The main cause of sunburn is from UVB radiation, which also plays a key role in the development of skin cancer. Intensity of UVB rays varies by season, location and time of day. The most significant amount of UVB hits the US between 10 a.m. and 4 p.m., from April to October. Still, UVB rays can damage skin year-round.
"Even small doses of sun without protection can be harmful," Honet said. "It's common for farmers or truck drivers to develop problems on the left arm or the left side of the face in the United States – maybe that's different in England. Even an office worker who is inside most of the time, driving back and forth, can still get a lot of UVA radiation through the side window glass. The windshield blocks quite a bit of UVA and UVB rays, but the sides are less effective and allow UVA rays to penetrate the vehicle."
Honet's belief that UV rays have become more intense holds up when reviewing UV Index records maintained by the Environmental Protection Agency and recorded by the National Weather Service. As ozone depletion and seasonal and weather changes lead to different amounts of UV radiation reaching the earth, the National Weather Service uses the index to indicate the risk of overexposure. The Index ranges from 0 (low risk) to 11 or more (extremely high). The index is calculated using a computer model that relates the ground-level strength of UV radiation to forecasted stratospheric ozone concentrations, forecasted cloud coverage and ground elevation.
Low UV Index (0-2) indicates little or no protection is needed. A moderate to high index (3-7) means people should seek shade in the late morning and mid-afternoon, and apply broad-spectrum, SPF 15 or higher sunscreen, wear protective clothing and a wide-brimmed hat and glasses when outside; a very high to extreme index (8 or higher) means extra protection is needed. Additionally, experts recommend seeking shade on high UV Index days when your shadow is shorter than yourself.
UV Index records from 1995 to 2017 for the metro Detroit area list the number of days each year that the UV Index reached low, moderate, high, very high and extreme levels. While the low, moderate and extreme UV Index days have remained consistent overall, the average number of "very high" index days per year was 66.2 from 1995 to 2005, with the number of "high" index days averaged 73 for the same period. However, the average number of "very high" index days per year increased to 91.6 days from 2006 to 2017, while "high" index days decreased to an average of 64 for the same years.
As UV protection remains a top concern for those spending time in the sun, health experts say it's important to remember that there are safe sunscreen options, and that they should be used in conjunction with other ways of staying out of the sun.
"Everyone wants to make sense out of this," said Bloomfield Township dermatologist Steven Grekin D.O., founder of the Grekin Skin Institute. "You have the EWG that says its terrible and you shouldn't use it. Then you have the dermatologists that say you should use it."
Grekin said many hats and clothing are specifically designed to provide protection from UV rays. Such measures should always be used when spending time in the sun. In terms of mineral sunscreens versus chemical filters, he said mineral sunscreens have come a long way since the heavy pastes used prior to the proliferation of chemical filters.

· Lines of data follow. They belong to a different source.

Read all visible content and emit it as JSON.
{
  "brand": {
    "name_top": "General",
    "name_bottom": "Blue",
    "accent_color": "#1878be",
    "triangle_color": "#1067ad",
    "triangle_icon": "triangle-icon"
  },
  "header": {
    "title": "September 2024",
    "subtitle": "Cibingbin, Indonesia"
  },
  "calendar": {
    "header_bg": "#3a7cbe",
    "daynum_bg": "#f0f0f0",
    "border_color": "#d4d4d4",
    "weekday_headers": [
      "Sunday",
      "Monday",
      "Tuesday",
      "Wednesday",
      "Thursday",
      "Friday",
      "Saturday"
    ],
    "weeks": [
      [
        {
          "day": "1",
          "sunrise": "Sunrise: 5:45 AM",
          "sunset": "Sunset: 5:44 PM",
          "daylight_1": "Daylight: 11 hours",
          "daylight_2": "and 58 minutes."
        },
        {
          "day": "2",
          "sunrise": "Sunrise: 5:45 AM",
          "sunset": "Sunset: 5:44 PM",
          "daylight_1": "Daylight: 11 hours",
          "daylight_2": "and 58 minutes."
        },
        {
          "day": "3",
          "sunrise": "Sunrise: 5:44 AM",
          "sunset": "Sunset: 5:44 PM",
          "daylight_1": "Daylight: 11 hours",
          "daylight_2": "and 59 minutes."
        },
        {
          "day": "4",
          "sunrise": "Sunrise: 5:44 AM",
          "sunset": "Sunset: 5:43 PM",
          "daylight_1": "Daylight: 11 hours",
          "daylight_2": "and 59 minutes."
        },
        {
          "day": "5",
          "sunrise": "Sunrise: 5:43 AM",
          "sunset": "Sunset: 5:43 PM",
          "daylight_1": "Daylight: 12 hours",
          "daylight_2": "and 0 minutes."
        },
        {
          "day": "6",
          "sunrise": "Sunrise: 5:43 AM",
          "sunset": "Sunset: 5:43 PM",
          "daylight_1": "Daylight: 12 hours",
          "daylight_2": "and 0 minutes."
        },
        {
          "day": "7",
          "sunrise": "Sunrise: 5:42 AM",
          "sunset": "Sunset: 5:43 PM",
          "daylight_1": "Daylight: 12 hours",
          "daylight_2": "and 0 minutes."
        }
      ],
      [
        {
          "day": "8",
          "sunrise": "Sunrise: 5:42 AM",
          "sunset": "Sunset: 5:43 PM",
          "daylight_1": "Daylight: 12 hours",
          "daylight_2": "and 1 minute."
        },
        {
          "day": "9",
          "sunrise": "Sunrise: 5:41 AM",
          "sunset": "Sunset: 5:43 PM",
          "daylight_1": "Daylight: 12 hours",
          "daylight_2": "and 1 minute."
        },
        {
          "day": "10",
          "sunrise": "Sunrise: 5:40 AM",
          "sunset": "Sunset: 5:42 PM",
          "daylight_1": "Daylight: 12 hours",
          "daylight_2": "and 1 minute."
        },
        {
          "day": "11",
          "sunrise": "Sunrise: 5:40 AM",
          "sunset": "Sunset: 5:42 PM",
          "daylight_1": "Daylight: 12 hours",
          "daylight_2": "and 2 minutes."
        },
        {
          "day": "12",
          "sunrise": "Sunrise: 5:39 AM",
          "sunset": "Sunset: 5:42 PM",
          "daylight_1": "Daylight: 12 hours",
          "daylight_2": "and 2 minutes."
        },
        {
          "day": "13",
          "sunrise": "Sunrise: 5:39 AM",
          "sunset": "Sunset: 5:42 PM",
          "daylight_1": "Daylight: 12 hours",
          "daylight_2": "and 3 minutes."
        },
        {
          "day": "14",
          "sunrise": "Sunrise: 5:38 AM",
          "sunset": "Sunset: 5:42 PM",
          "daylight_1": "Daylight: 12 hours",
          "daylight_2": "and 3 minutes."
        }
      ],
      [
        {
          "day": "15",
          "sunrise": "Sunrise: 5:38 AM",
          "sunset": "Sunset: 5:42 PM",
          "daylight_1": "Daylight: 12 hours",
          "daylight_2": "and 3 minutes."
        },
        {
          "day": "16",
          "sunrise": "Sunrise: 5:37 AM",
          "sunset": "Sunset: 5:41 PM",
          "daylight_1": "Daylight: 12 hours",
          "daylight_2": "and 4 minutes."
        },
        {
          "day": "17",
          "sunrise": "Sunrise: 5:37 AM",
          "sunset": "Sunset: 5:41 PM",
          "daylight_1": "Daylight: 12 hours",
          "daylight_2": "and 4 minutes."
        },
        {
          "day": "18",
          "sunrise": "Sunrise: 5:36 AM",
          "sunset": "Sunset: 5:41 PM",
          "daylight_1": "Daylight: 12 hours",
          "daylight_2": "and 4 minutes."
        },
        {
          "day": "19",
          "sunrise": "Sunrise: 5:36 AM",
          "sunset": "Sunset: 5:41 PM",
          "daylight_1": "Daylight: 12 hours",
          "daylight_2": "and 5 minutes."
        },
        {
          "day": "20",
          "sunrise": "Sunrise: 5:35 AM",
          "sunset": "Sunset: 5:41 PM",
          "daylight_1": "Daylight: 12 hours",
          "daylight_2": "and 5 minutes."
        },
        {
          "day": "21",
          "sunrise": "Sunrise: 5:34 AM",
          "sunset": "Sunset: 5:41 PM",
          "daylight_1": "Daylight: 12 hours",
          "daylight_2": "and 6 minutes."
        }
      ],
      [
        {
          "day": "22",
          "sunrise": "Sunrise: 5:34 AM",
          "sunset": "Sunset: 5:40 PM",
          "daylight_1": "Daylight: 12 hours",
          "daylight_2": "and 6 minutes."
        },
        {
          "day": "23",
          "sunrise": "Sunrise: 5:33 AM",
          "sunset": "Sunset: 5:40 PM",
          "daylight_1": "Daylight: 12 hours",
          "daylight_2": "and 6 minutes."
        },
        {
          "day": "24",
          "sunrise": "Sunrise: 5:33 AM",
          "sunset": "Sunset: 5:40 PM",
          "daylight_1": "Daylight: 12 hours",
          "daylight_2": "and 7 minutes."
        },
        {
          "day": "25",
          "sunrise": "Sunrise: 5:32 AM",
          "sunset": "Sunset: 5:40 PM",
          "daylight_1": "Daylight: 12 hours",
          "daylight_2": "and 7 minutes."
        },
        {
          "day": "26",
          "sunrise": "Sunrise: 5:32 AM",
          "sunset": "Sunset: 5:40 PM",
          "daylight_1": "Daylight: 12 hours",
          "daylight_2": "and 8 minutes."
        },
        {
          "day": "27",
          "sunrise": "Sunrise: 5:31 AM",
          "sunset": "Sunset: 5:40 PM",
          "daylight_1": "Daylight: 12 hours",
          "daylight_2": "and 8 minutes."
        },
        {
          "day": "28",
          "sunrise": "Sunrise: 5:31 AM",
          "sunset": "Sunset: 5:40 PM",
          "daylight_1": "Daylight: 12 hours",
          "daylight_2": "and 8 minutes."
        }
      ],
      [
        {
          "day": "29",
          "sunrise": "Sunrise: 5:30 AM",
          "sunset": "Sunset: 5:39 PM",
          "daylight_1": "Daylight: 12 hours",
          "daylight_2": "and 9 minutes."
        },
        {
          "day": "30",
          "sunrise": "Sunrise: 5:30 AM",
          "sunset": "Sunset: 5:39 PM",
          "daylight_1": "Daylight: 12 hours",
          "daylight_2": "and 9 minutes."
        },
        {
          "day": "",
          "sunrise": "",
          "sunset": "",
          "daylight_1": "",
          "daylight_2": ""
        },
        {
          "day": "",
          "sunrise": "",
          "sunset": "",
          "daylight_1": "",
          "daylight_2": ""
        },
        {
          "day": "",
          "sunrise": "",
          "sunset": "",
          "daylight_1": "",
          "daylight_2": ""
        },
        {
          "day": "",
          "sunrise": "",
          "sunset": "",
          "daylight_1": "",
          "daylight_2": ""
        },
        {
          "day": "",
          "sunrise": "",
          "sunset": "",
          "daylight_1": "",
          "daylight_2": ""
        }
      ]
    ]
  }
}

"It's not your grandma's zinc oxide. It's different, and that's a very good point," he said. "If you ask me, I use physical sunscreens and have for years."
Grekin said people using zinc oxide-based sunscreens tend to have fewer allergic reactions, which are common. He also pointed to environmental concerns.
"It's absolutely proven that chemical sunscreens are the ones that are hurting the environment," he said.